Restate all the entries exactly as they appear, apart from the pictures.

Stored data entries
________

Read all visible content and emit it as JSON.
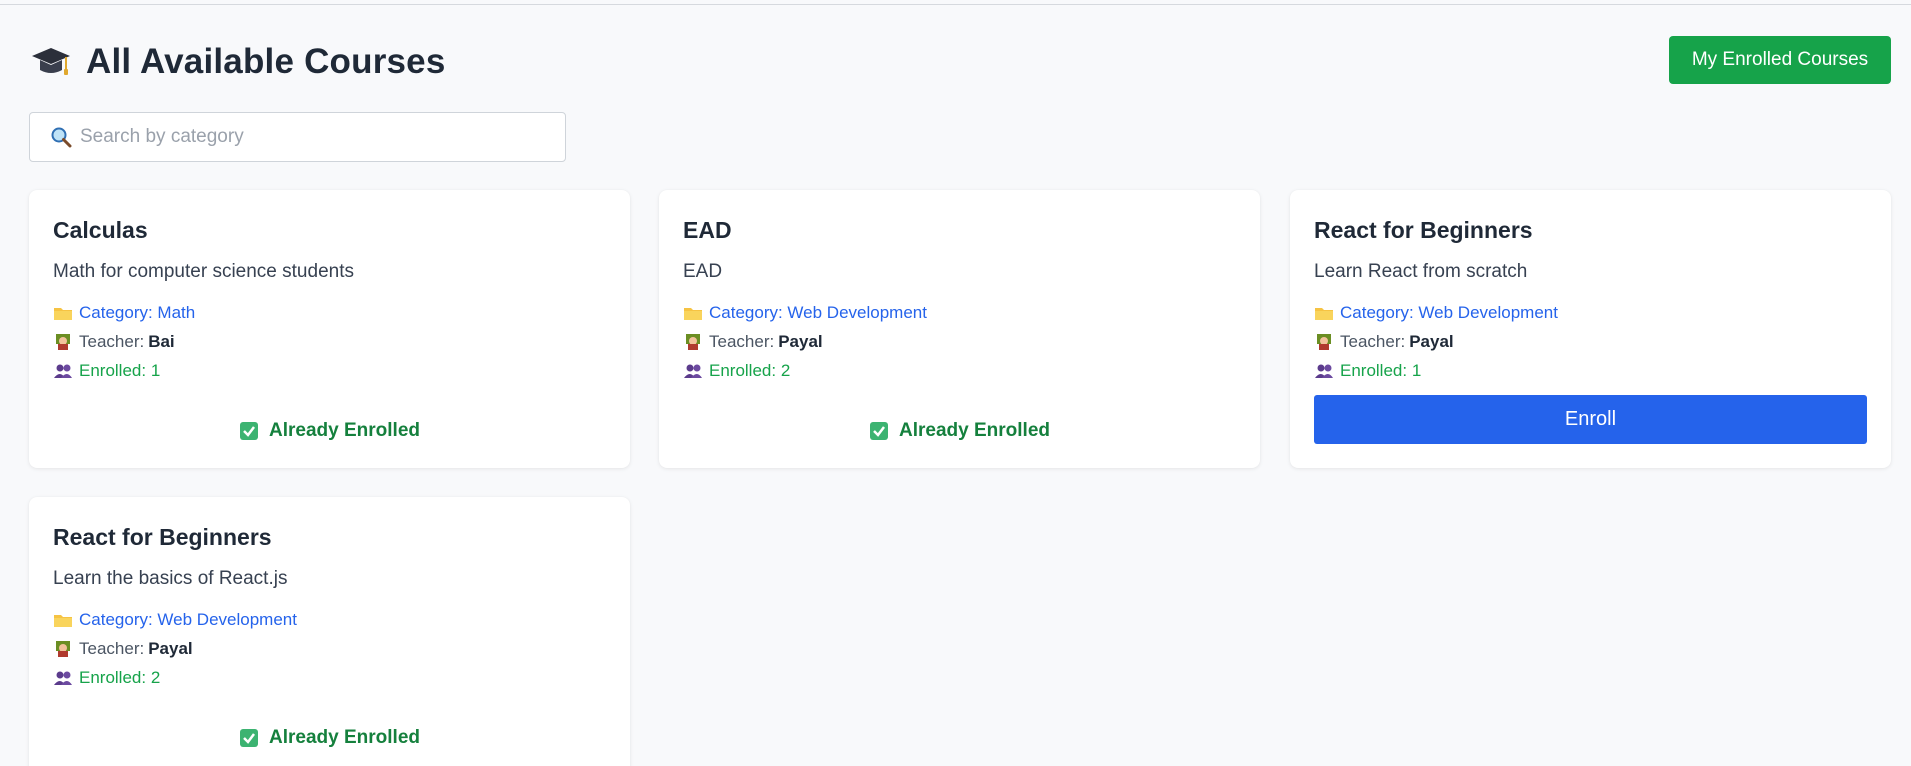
{
  "page": {
    "title": "All Available Courses",
    "title_icon": "graduation-cap-icon",
    "my_enrolled_label": "My Enrolled Courses",
    "accent_green": "#16a34a",
    "accent_blue": "#2563eb"
  },
  "search": {
    "placeholder": "Search by category",
    "value": "",
    "icon": "magnifier-icon"
  },
  "courses": [
    {
      "title": "Calculas",
      "description": "Math for computer science students",
      "category": "Category: Math",
      "teacher_label": "Teacher:",
      "teacher": "Bai",
      "enrolled": "Enrolled: 1",
      "status": "Already Enrolled"
    },
    {
      "title": "EAD",
      "description": "EAD",
      "category": "Category: Web Development",
      "teacher_label": "Teacher:",
      "teacher": "Payal",
      "enrolled": "Enrolled: 2",
      "status": "Already Enrolled"
    },
    {
      "title": "React for Beginners",
      "description": "Learn React from scratch",
      "category": "Category: Web Development",
      "teacher_label": "Teacher:",
      "teacher": "Payal",
      "enrolled": "Enrolled: 1",
      "action_label": "Enroll"
    },
    {
      "title": "React for Beginners",
      "description": "Learn the basics of React.js",
      "category": "Category: Web Development",
      "teacher_label": "Teacher:",
      "teacher": "Payal",
      "enrolled": "Enrolled: 2",
      "status": "Already Enrolled"
    }
  ]
}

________

▸ Answer:
Read all visible content and emit it as JSON.
{
  "page": {
    "title": "All Available Courses",
    "title_icon": "graduation-cap-icon",
    "my_enrolled_label": "My Enrolled Courses",
    "accent_green": "#16a34a",
    "accent_blue": "#2563eb"
  },
  "search": {
    "placeholder": "Search by category",
    "value": "",
    "icon": "magnifier-icon"
  },
  "courses": [
    {
      "title": "Calculas",
      "description": "Math for computer science students",
      "category": "Category: Math",
      "teacher_label": "Teacher:",
      "teacher": "Bai",
      "enrolled": "Enrolled: 1",
      "status": "Already Enrolled"
    },
    {
      "title": "EAD",
      "description": "EAD",
      "category": "Category: Web Development",
      "teacher_label": "Teacher:",
      "teacher": "Payal",
      "enrolled": "Enrolled: 2",
      "status": "Already Enrolled"
    },
    {
      "title": "React for Beginners",
      "description": "Learn React from scratch",
      "category": "Category: Web Development",
      "teacher_label": "Teacher:",
      "teacher": "Payal",
      "enrolled": "Enrolled: 1",
      "action_label": "Enroll"
    },
    {
      "title": "React for Beginners",
      "description": "Learn the basics of React.js",
      "category": "Category: Web Development",
      "teacher_label": "Teacher:",
      "teacher": "Payal",
      "enrolled": "Enrolled: 2",
      "status": "Already Enrolled"
    }
  ]
}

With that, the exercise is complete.